▸ **Directions for this task**
The word to look for is "pattern". Report every line of the entries below that has it.
┄┄┄┄┄┄┄┄┄┄┄┄┄┄┄┄┄┄┄┄
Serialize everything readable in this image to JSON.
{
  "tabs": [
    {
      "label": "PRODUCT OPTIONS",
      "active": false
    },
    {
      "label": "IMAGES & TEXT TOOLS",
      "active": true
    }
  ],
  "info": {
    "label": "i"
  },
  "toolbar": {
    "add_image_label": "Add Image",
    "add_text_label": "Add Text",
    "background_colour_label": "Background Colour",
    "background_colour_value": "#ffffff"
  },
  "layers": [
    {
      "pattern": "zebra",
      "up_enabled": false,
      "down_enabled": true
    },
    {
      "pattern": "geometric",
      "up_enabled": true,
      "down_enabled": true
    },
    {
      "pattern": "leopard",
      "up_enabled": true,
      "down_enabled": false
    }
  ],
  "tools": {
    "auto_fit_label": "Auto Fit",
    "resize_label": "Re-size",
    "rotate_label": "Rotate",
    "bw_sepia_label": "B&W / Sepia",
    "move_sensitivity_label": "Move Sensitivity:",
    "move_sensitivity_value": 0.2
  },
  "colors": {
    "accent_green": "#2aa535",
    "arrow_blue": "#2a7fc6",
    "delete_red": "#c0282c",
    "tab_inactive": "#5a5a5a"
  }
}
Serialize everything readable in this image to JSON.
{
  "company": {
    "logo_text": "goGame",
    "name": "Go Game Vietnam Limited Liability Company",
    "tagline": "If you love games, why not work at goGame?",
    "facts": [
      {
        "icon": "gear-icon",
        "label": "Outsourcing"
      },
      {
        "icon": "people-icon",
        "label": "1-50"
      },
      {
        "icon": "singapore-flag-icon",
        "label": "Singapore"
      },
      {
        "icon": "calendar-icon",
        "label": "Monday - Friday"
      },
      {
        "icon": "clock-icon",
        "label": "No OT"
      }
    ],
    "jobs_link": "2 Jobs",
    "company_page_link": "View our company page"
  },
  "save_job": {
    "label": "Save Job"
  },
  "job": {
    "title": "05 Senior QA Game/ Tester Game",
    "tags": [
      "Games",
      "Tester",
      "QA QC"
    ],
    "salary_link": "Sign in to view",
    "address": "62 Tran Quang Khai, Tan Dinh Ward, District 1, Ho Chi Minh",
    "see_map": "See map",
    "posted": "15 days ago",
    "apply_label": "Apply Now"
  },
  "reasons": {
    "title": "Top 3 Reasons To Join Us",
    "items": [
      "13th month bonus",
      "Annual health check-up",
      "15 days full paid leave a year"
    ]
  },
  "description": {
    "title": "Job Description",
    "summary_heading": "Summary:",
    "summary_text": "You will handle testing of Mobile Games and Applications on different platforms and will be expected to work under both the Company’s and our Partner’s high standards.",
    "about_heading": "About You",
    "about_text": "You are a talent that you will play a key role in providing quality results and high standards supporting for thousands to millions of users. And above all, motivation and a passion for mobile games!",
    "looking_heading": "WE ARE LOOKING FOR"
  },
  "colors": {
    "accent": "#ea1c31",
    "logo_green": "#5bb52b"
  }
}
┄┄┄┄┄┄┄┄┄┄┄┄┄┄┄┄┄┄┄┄
▸ **Solution to the problem**
      "pattern": "zebra",
      "pattern": "geometric",
      "pattern": "leopard",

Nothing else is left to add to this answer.